Top of Data shown

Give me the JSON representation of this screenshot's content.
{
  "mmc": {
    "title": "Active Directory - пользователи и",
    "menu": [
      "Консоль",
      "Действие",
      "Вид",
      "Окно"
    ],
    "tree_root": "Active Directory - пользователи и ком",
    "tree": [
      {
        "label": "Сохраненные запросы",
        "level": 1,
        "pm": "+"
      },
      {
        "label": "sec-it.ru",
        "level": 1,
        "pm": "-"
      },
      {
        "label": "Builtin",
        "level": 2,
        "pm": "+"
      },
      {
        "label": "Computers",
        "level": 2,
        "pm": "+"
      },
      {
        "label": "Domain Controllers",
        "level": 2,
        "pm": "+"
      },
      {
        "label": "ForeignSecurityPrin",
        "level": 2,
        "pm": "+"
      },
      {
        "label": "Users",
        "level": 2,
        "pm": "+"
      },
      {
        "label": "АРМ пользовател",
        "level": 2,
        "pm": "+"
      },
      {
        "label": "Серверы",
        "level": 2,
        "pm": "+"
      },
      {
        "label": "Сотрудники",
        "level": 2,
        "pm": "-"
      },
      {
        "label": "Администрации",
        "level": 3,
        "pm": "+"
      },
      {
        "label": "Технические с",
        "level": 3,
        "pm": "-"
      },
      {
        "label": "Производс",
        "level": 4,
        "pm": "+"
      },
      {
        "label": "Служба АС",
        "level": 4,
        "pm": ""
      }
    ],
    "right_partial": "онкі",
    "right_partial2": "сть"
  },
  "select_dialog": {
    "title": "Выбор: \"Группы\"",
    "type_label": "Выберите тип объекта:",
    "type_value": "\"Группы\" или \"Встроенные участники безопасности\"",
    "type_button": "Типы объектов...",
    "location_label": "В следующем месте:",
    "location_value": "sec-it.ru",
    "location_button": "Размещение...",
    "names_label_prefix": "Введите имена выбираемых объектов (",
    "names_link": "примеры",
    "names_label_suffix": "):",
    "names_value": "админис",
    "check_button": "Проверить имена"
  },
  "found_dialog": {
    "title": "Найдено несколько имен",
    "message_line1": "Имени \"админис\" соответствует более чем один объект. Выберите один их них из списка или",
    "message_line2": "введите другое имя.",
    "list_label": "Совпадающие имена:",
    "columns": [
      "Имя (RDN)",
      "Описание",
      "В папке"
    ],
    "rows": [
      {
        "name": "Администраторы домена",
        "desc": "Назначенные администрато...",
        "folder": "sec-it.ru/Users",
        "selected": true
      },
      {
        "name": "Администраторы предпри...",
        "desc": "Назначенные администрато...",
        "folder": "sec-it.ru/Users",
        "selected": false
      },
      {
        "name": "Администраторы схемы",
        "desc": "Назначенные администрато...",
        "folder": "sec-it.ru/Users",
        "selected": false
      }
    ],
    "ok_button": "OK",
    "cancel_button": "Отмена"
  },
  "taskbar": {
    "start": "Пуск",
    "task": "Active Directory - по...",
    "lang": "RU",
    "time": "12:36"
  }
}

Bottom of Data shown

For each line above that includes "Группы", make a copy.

    "title": "Выбор: \"Группы\"",
    "type_value": "\"Группы\" или \"Встроенные участники безопасности\"",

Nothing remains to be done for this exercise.